WHAT TO WORK ON ▸
Whenever a line in the material below includes "Timestamp", copy that line.

=-=-=

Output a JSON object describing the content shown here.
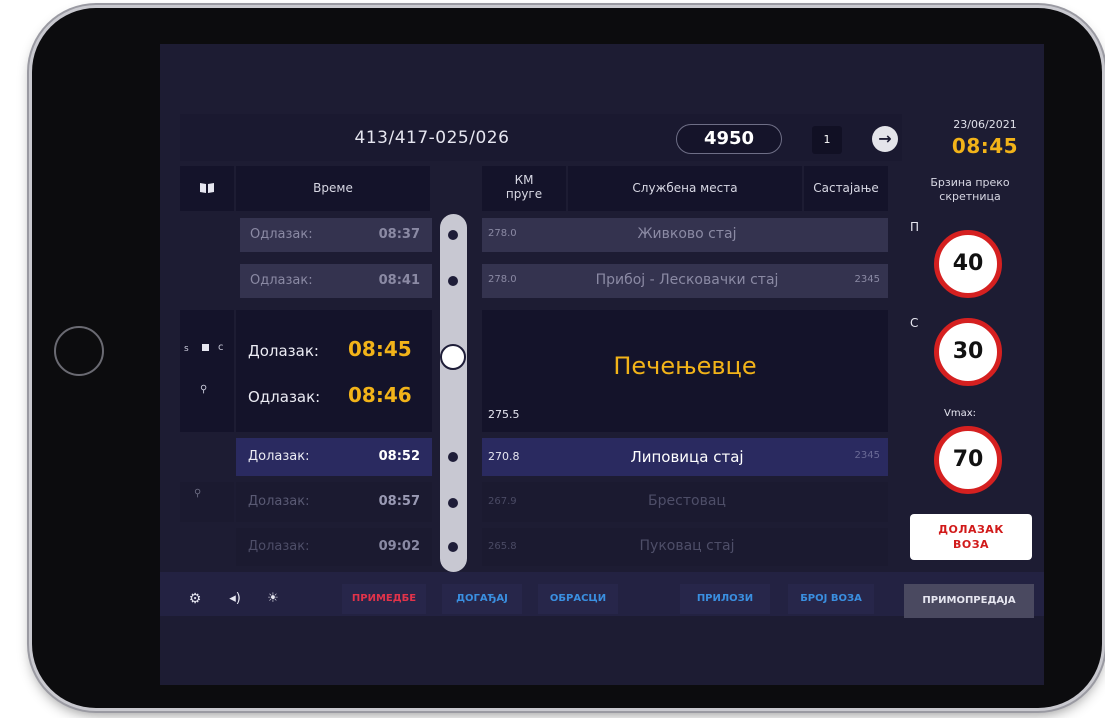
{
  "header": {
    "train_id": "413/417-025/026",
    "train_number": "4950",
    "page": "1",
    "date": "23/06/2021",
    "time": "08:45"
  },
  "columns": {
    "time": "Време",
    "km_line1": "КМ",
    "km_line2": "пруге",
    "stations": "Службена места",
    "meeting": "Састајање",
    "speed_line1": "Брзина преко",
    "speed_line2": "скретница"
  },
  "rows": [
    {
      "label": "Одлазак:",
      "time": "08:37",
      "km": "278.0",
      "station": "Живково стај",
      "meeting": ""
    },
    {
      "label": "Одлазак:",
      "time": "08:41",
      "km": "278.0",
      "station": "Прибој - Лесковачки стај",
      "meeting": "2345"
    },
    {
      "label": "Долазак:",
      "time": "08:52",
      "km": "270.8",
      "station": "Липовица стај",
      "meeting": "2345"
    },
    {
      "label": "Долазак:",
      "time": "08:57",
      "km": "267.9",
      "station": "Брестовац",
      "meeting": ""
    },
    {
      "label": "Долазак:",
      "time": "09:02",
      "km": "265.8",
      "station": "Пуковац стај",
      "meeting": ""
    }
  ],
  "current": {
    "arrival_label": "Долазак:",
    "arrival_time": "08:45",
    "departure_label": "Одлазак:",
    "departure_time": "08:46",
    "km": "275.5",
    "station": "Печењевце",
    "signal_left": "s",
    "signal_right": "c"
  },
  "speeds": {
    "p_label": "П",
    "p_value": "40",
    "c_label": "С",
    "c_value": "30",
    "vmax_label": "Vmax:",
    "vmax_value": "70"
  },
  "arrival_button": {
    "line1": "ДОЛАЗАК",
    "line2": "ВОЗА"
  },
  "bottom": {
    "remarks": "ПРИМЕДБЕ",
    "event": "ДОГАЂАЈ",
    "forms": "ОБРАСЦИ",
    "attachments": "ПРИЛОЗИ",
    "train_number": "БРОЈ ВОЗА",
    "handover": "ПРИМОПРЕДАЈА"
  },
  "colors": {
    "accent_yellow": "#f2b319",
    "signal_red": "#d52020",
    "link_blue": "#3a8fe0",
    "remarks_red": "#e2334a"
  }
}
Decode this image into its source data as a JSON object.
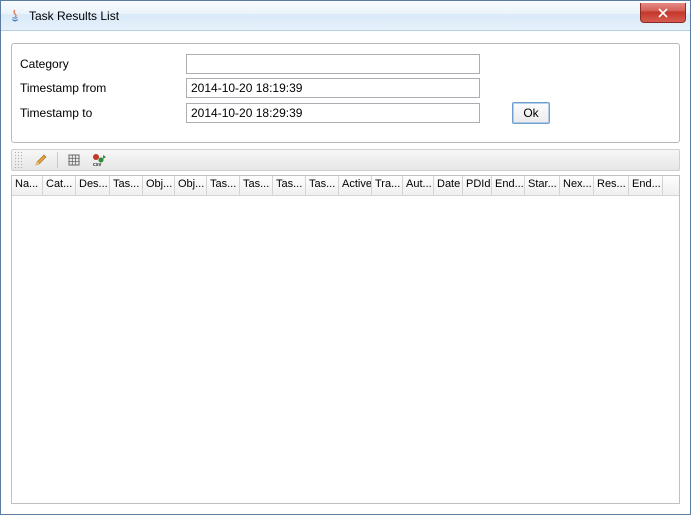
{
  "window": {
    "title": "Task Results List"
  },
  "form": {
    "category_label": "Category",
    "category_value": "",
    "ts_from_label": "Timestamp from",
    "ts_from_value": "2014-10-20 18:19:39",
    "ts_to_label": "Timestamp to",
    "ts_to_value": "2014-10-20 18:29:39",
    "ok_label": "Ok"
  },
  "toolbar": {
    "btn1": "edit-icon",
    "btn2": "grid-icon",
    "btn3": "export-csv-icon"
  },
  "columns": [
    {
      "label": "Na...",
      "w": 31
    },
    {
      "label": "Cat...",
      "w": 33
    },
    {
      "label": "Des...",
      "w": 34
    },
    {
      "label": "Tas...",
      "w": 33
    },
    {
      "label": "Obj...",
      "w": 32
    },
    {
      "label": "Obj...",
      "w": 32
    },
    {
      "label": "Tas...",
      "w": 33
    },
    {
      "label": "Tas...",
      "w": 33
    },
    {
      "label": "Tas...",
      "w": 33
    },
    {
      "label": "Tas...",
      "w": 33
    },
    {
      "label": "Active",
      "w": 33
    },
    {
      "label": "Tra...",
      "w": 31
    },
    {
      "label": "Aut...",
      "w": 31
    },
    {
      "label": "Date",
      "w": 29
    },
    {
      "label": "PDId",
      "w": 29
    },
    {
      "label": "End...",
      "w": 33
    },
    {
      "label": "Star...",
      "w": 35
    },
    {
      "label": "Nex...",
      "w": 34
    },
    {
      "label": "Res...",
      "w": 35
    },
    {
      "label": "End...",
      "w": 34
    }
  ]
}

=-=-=

SOLUTION FOR THIS PROBLEM ▸
    "ts_from_label": "Timestamp from",
    "ts_to_label": "Timestamp to",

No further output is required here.